- Activity
Each line that includes the word "meta" should be copied from the records.

- Listed entries
══════════════════════════════

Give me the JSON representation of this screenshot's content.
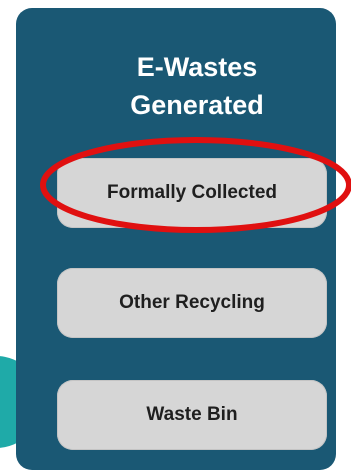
{
  "diagram": {
    "title_line1": "E-Wastes",
    "title_line2": "Generated",
    "items": [
      {
        "label": "Formally Collected",
        "highlighted": true
      },
      {
        "label": "Other Recycling",
        "highlighted": false
      },
      {
        "label": "Waste Bin",
        "highlighted": false
      }
    ]
  },
  "colors": {
    "panel": "#1a5874",
    "box": "#d6d6d6",
    "highlight_ellipse": "#e01010",
    "arrow": "#1faaa8",
    "title_text": "#ffffff",
    "box_text": "#1f1f1f"
  }
}
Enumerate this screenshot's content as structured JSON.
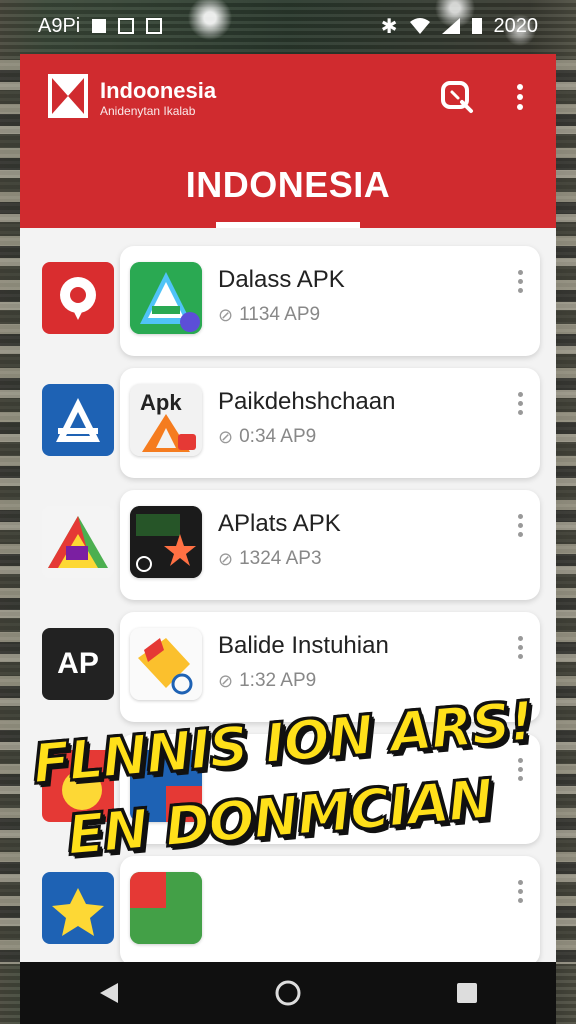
{
  "status_bar": {
    "left_text": "A9Pi",
    "right_text": "2020",
    "icons": [
      "sim-icon",
      "notification-icon",
      "clipboard-icon",
      "bluetooth-icon",
      "wifi-icon",
      "signal-icon",
      "battery-icon"
    ]
  },
  "app_bar": {
    "brand_title": "Indoonesia",
    "brand_subtitle": "Anidenytan Ikalab",
    "page_title": "INDONESIA",
    "accent_color": "#d02b2f",
    "actions": [
      "search-icon",
      "more-vert-icon"
    ]
  },
  "apps": [
    {
      "name": "Dalass APK",
      "meta": "1134 AP9",
      "side_icon": "red-pin-icon",
      "icon": "green-a-icon"
    },
    {
      "name": "Paikdehshchaan",
      "meta": "0:34 AP9",
      "side_icon": "blue-a-icon",
      "icon": "apk-orange-icon",
      "icon_text": "Apk"
    },
    {
      "name": "APlats APK",
      "meta": "1324 AP3",
      "side_icon": "colorful-triangle-icon",
      "icon": "dark-star-icon"
    },
    {
      "name": "Balide Instuhian",
      "meta": "1:32 AP9",
      "side_icon": "ap-badge-icon",
      "side_icon_text": "AP",
      "icon": "yellow-tag-icon"
    },
    {
      "name": "",
      "meta": "",
      "side_icon": "red-yellow-icon",
      "icon": "blue-red-icon"
    },
    {
      "name": "",
      "meta": "",
      "side_icon": "blue-yellow-icon",
      "icon": "mixed-icon"
    }
  ],
  "caption": {
    "line1": "FLNNIS ION ARS!",
    "line2": "EN DONMCIAN",
    "color": "#ffe01a"
  },
  "nav": [
    "back-icon",
    "home-icon",
    "recents-icon"
  ]
}
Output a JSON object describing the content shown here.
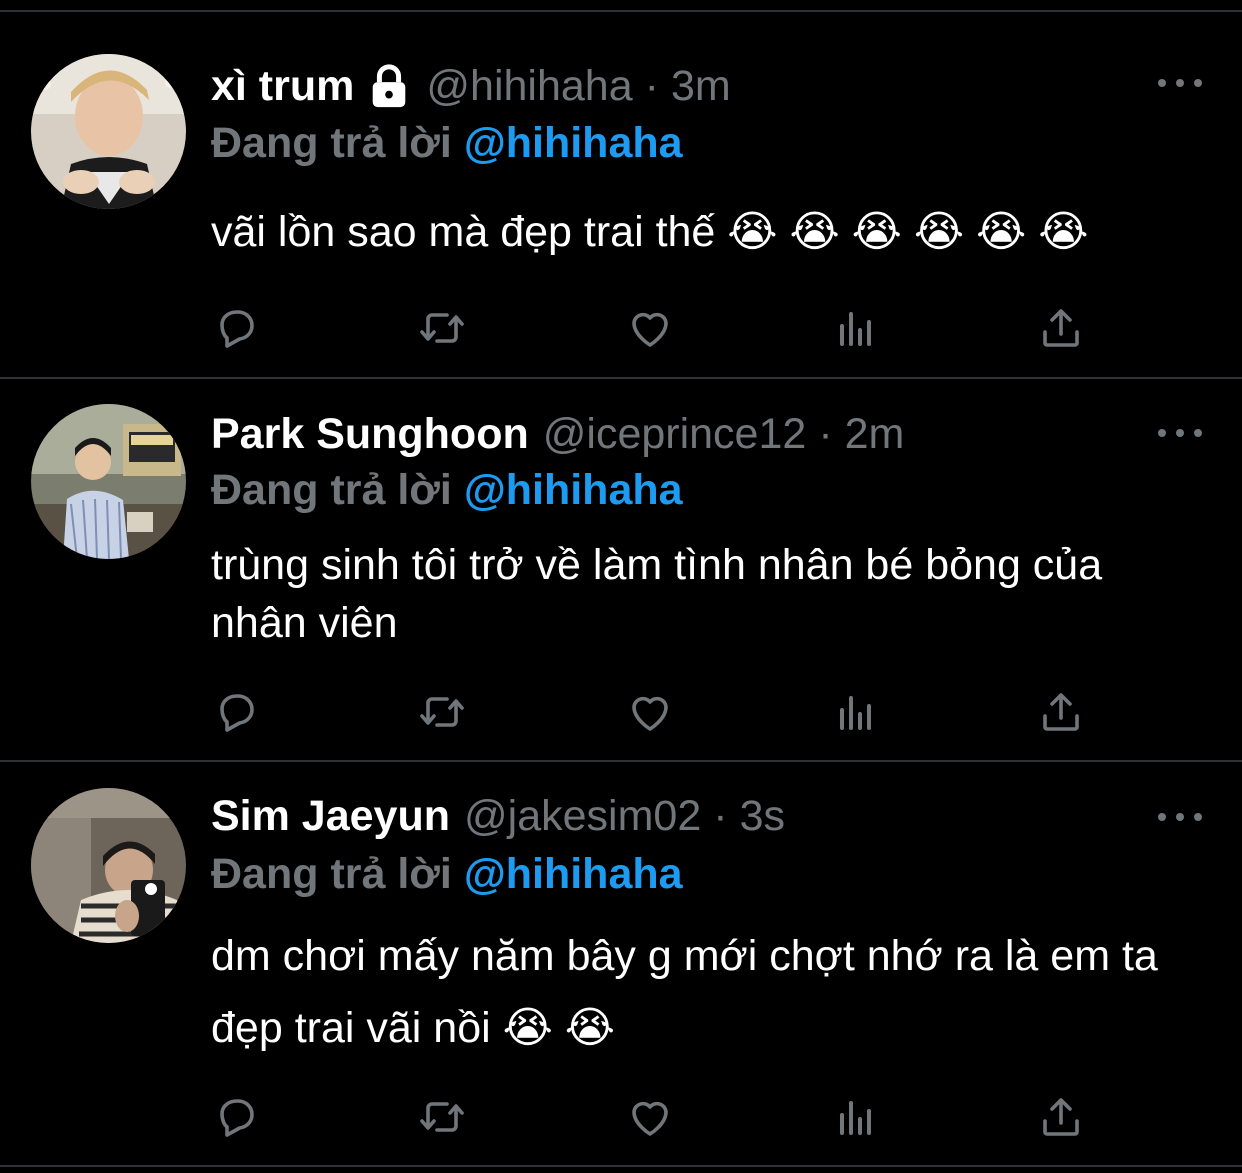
{
  "tweets": [
    {
      "display_name": "xì trum",
      "handle": "@hihihaha",
      "separator": "·",
      "time": "3m",
      "protected": true,
      "reply_prefix": "Đang trả lời",
      "reply_to": "@hihihaha",
      "text": "vãi lồn sao mà đẹp trai thế 😭 😭 😭 😭 😭 😭"
    },
    {
      "display_name": "Park Sunghoon",
      "handle": "@iceprince12",
      "separator": "·",
      "time": "2m",
      "protected": false,
      "reply_prefix": "Đang trả lời",
      "reply_to": "@hihihaha",
      "text": "trùng sinh tôi trở về làm tình nhân bé bỏng của nhân viên"
    },
    {
      "display_name": "Sim Jaeyun",
      "handle": "@jakesim02",
      "separator": "·",
      "time": "3s",
      "protected": false,
      "reply_prefix": "Đang trả lời",
      "reply_to": "@hihihaha",
      "text": "dm chơi mấy năm bây g mới chợt nhớ ra là em ta đẹp trai vãi nồi 😭 😭"
    }
  ],
  "icons": {
    "reply": "reply-icon",
    "retweet": "retweet-icon",
    "like": "heart-icon",
    "analytics": "analytics-icon",
    "share": "share-icon",
    "more": "more-icon",
    "lock": "lock-icon"
  },
  "colors": {
    "background": "#000000",
    "text": "#ffffff",
    "muted": "#71767b",
    "accent": "#1d9bf0",
    "divider": "#2f3336"
  }
}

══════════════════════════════

- Completed task
      "meta": "1134 AP9",
      "meta": "0:34 AP9",
      "meta": "1324 AP3",
      "meta": "1:32 AP9",
      "meta": "",
      "meta": "",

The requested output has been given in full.